In August, it looked like A123 would get a financial lifeline from Wanxiang Group, China’s largest automotive components company, but A123 decided against it.
Instead, Johnson Controls will buy the company’s automotive assets for $125 million (unless someone bids more during the bankruptcy proceedings), along with $72.5 million in bridge financing to meet A123’s debt obligations and allow its two factories to keep operating, supporting 800 employees.
The deal with Johnson Controls covers A123 Systems’ EV battery technologies and its contracts with EV companies such as Fisker Automotive and GM; its facilities in Livonia and Romulus, Michigan; its cathode powder manufacturing site in China; and A123’s equity interest in Shanghai Advanced Traction Battery Systems Co.
As part of the deal, Johnson Controls will license back to A123 "certain technology for its grid, commercial and government businesses," which may also be sold in the future, says A123.
David Vieau, CEO of A123 Systems, says:
“We believe the asset purchase agreement with Johnson Controls, coupled with a Chapter 11 filing, is in the best interests of A123 and its stakeholders at this time. We determined not to move forward with the previously announced Wanxiang agreement as a result of unanticipated and significant challenges to its completion. Since disclosing the Wanxiang agreement, we have simultaneously been evaluating contingencies, and we are pleased that Johnson Controls recognizes the inherent value of our automotive technology and automotive business assets.
We are also pleased that we have received indications of interest that recognize the value of our grid and commercial businesses. We are encouraged by the significant interest we have received, as multiple parties have submitted proposals for these businesses. As we move through this transaction process, we expect to continue operating and working with customers and suppliers.”
A123 Systems’ automotive business will complement Johnson Controls’ ongoing expansion of its own advanced lithium-ion business, says Alex Molinarol, president of John Controls Power Solutions. Johnson Controls’ technology is used by Daimler AG and BMW, among other companies.
“Requirements for more energy efficient vehicles continue to increase, which is driving automotive manufacturers to pursue new technologies across a broad spectrum of powertrains and associated energy storage solutions," says Molinaroli.

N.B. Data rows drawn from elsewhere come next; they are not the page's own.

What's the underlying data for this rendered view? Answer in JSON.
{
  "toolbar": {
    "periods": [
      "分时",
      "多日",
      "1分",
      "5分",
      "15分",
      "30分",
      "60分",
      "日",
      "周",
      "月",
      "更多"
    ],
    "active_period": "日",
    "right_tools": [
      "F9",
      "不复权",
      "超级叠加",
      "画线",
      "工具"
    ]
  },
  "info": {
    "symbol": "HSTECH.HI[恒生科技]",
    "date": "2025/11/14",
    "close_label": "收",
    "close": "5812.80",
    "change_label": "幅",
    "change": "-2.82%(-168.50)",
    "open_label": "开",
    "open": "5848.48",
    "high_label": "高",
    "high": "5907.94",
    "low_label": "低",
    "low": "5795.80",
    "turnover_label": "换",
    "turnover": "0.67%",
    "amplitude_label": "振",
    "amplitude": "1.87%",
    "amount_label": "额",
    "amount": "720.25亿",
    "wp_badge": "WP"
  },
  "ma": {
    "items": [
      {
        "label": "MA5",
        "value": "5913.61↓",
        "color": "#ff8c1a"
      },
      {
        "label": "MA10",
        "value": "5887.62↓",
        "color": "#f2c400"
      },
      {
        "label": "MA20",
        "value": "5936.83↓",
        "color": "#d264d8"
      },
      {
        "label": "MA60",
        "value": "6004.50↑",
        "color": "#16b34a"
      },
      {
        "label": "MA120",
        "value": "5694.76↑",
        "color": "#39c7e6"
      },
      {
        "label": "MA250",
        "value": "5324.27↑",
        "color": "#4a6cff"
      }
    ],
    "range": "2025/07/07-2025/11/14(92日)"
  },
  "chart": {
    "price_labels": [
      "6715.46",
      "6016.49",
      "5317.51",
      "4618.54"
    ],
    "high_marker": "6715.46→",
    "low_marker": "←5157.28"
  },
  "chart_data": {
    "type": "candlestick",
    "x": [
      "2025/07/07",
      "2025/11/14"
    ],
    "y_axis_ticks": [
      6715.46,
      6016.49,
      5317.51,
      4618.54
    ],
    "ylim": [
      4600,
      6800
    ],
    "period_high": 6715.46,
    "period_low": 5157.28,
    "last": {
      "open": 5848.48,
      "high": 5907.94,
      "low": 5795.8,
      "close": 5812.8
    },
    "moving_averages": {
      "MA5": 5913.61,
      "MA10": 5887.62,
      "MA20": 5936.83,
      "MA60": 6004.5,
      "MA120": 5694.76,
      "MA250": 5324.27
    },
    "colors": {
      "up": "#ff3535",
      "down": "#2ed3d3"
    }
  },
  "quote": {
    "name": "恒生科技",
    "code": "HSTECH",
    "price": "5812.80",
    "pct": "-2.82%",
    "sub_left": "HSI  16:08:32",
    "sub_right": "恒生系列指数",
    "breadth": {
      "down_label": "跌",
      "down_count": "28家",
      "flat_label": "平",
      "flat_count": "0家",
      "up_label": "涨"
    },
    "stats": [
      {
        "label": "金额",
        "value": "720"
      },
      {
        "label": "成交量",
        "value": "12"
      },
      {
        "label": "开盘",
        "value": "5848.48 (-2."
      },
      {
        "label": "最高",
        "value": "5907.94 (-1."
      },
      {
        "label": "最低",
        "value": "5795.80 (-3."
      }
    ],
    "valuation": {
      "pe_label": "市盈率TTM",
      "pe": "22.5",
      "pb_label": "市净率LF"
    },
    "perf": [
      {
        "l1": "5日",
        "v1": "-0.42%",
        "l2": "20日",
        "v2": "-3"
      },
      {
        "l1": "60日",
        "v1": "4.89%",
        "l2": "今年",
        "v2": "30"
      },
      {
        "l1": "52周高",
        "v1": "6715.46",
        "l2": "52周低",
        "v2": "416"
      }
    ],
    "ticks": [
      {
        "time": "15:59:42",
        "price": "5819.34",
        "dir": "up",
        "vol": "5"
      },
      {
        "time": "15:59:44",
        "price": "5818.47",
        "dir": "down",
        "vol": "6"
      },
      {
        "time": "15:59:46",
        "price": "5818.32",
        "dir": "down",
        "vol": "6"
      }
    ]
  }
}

A123 Systems’ deal with Johnson Controls must be approved by the bankruptcy court and could be superseded by a better offer, either for the division or the entire company.

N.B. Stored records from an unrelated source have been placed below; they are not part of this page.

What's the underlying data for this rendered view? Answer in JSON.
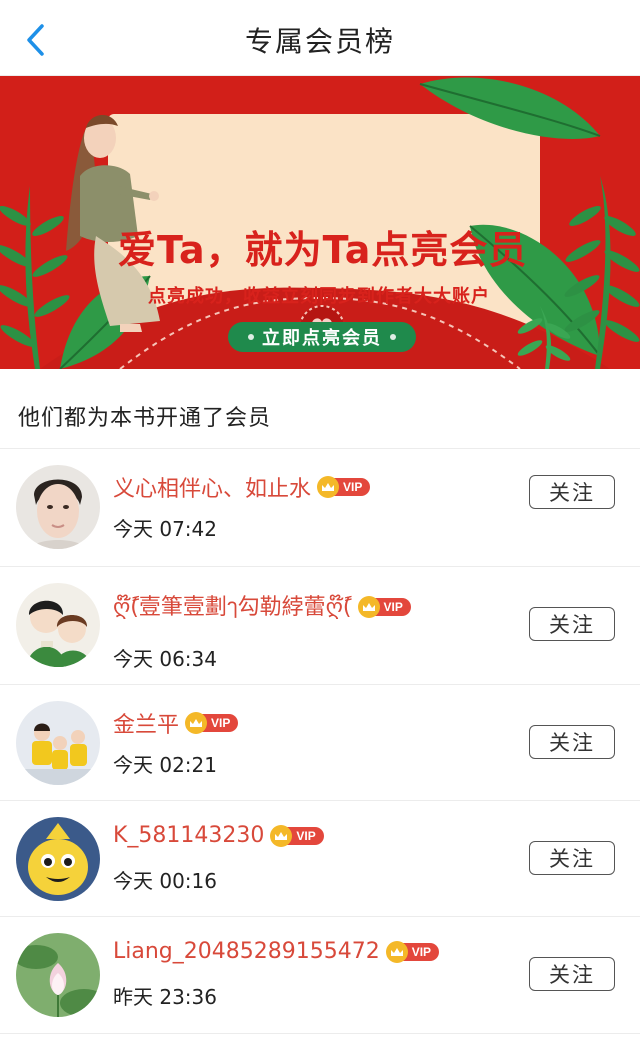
{
  "header": {
    "title": "专属会员榜"
  },
  "banner": {
    "headline": "爱Ta，就为Ta点亮会员",
    "subtitle": "点亮成功，收益立刻同步到作者大大账户",
    "cta_label": "立即点亮会员"
  },
  "section_title": "他们都为本书开通了会员",
  "vip_label": "VIP",
  "members": [
    {
      "name": "义心相伴心、如止水",
      "time": "今天 07:42",
      "follow_label": "关注"
    },
    {
      "name": "ღًً໊(壹筆壹劃ๅ勾勒綍蕾ღًً໊(",
      "time": "今天 06:34",
      "follow_label": "关注"
    },
    {
      "name": "金兰平",
      "time": "今天 02:21",
      "follow_label": "关注"
    },
    {
      "name": "K_581143230",
      "time": "今天 00:16",
      "follow_label": "关注"
    },
    {
      "name": "Liang_20485289155472",
      "time": "昨天 23:36",
      "follow_label": "关注"
    }
  ],
  "colors": {
    "accent_red": "#d8221c",
    "name_red": "#d8493a",
    "cta_green": "#1f8a4c",
    "vip_gold": "#f4b828",
    "back_blue": "#1e90e8"
  }
}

Unfortunately, the A123 Systems bankruptcy filing provides more ammunition for the Republican Party’s campaign against federal funding for cleantech and clean energy investments.
Former Representative Pete Hoekstra (R-MI) tweeted, "Obama/Stabenow choose badly with $ borrowed from China. A123 goes bankrupt and our kids are left holding the bag."

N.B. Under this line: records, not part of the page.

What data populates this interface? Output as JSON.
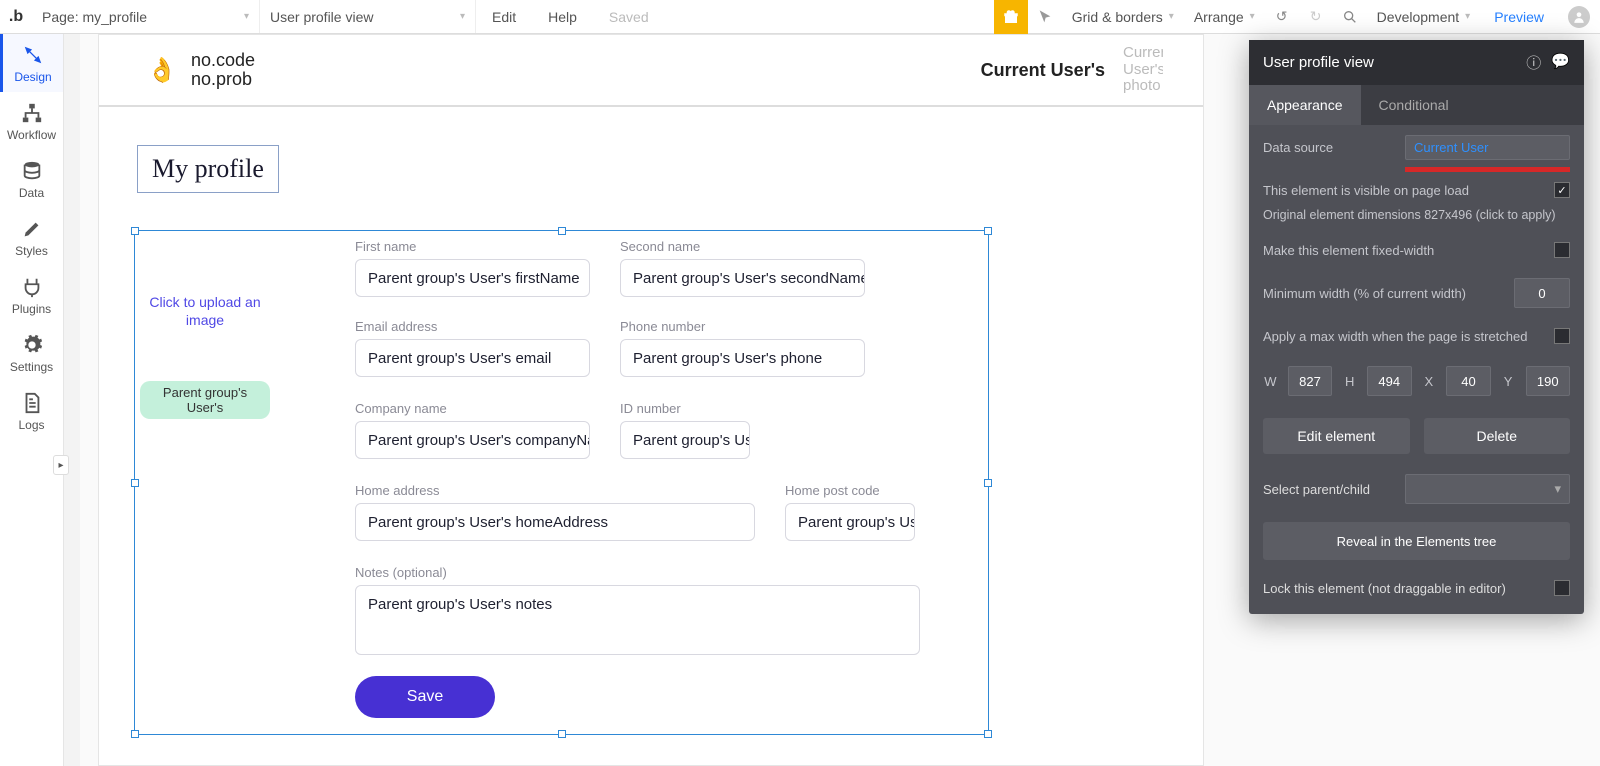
{
  "topbar": {
    "page_label": "Page: my_profile",
    "element_label": "User profile view",
    "edit": "Edit",
    "help": "Help",
    "saved": "Saved",
    "grid": "Grid & borders",
    "arrange": "Arrange",
    "env": "Development",
    "preview": "Preview"
  },
  "rail": {
    "design": "Design",
    "workflow": "Workflow",
    "data": "Data",
    "styles": "Styles",
    "plugins": "Plugins",
    "settings": "Settings",
    "logs": "Logs"
  },
  "page": {
    "brand_l1": "no.code",
    "brand_l2": "no.prob",
    "current_user": "Current User's",
    "photo_label": "Current User's photo",
    "title": "My profile",
    "uploader": "Click to upload an image",
    "status_pill": "Parent group's User's",
    "labels": {
      "first": "First name",
      "second": "Second name",
      "email": "Email address",
      "phone": "Phone number",
      "company": "Company name",
      "id": "ID number",
      "home": "Home address",
      "post": "Home post code",
      "notes": "Notes (optional)"
    },
    "values": {
      "first": "Parent group's User's firstName",
      "second": "Parent group's User's secondName",
      "email": "Parent group's User's email",
      "phone": "Parent group's User's phone",
      "company": "Parent group's User's companyNa",
      "id": "Parent group's Us",
      "home": "Parent group's User's homeAddress",
      "post": "Parent group's Us",
      "notes": "Parent group's User's notes"
    },
    "save": "Save"
  },
  "panel": {
    "title": "User profile view",
    "tabs": {
      "appearance": "Appearance",
      "conditional": "Conditional"
    },
    "data_source_label": "Data source",
    "data_source_value": "Current User",
    "visible_label": "This element is visible on page load",
    "orig_dims": "Original element dimensions 827x496 (click to apply)",
    "fixed_width": "Make this element fixed-width",
    "min_width_label": "Minimum width (% of current width)",
    "min_width_value": "0",
    "max_width": "Apply a max width when the page is stretched",
    "dims": {
      "W": "827",
      "H": "494",
      "X": "40",
      "Y": "190"
    },
    "edit_el": "Edit element",
    "delete": "Delete",
    "select_parent": "Select parent/child",
    "reveal": "Reveal in the Elements tree",
    "lock": "Lock this element (not draggable in editor)"
  }
}
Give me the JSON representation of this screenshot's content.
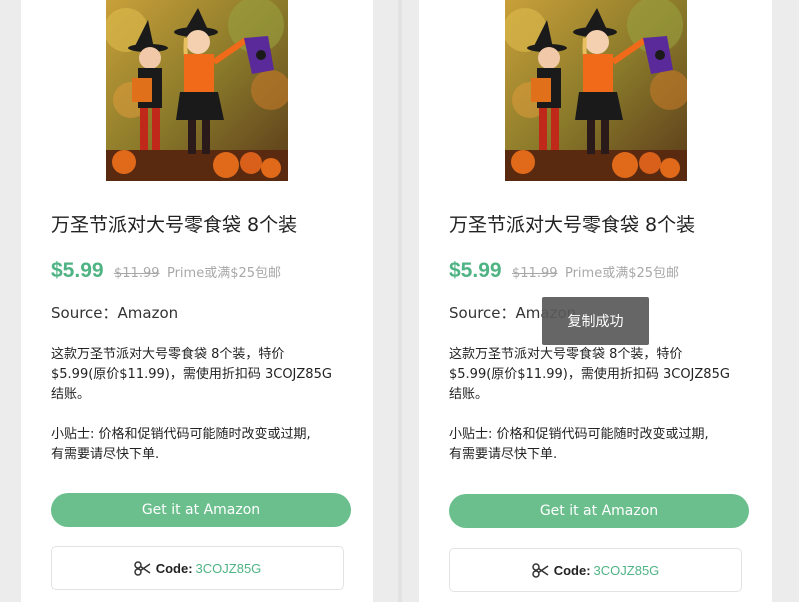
{
  "cards": [
    {
      "title": "万圣节派对大号零食袋 8个装",
      "price": "$5.99",
      "original_price": "$11.99",
      "shipping": "Prime或满$25包邮",
      "source": "Source：Amazon",
      "description_lines": [
        "这款万圣节派对大号零食袋 8个装，特价",
        "$5.99(原价$11.99)，需使用折扣码 3COJZ85G",
        "结账。"
      ],
      "tip_lines": [
        "小贴士: 价格和促销代码可能随时改变或过期,",
        "有需要请尽快下单."
      ],
      "button_label": "Get it at Amazon",
      "code_label": "Code:",
      "code_value": "3COJZ85G",
      "icons": {
        "scissors": "scissors-icon"
      }
    },
    {
      "title": "万圣节派对大号零食袋 8个装",
      "price": "$5.99",
      "original_price": "$11.99",
      "shipping": "Prime或满$25包邮",
      "source": "Source：Amazon",
      "description_lines": [
        "这款万圣节派对大号零食袋 8个装，特价",
        "$5.99(原价$11.99)，需使用折扣码 3COJZ85G",
        "结账。"
      ],
      "tip_lines": [
        "小贴士: 价格和促销代码可能随时改变或过期,",
        "有需要请尽快下单."
      ],
      "button_label": "Get it at Amazon",
      "code_label": "Code:",
      "code_value": "3COJZ85G",
      "icons": {
        "scissors": "scissors-icon"
      }
    }
  ],
  "toast": {
    "message": "复制成功"
  },
  "colors": {
    "accent": "#4fb384",
    "button": "#6abf8d",
    "background": "#e9e9e9",
    "toast": "#5a5a5a"
  }
}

Yet, ClimateProgress points out that Hoekstra co-signed a letter in 2009 requesting funds for A123’s Michigan plant, saying such investments are "vital home-grown technologies and job creation in a new industry essential to jump start the development of a U.S. manufacturing base."
In fact, dozens of Republican lawmakers – including Vice Presidential Candidate Paul Ryan – asked for hundreds of millions of dollars in grants and loan guarantees under the Recovery Act for clean energy projects in their districts. "But that was before it became a political strategy to exploit the failure of innovative companies in order to win an election," says ClimateProgress.
"The fact that the advanced-battery sector is growing 25 percent a year doesn’t mean that every company will be a winner," Mindy Lubber, president of Ceres, told Bloomberg.
Getting a new industry off the ground isn’t easy during a worldwide recession.
A123 is one of several advanced battery manufacturers to seek bankruptcy protection: Valence Technology and Ener1 filed earlier this year. Ener1 says it will exit bankruptcy with $86 million in new equity funding and a stronger balance sheet.
That basically leaves ultracapacitor maker Maxwell Technologies (Nasdaq: MXWL) and Altair Nanotechnologies (Nasdaq: ALTI) in the energy storage space.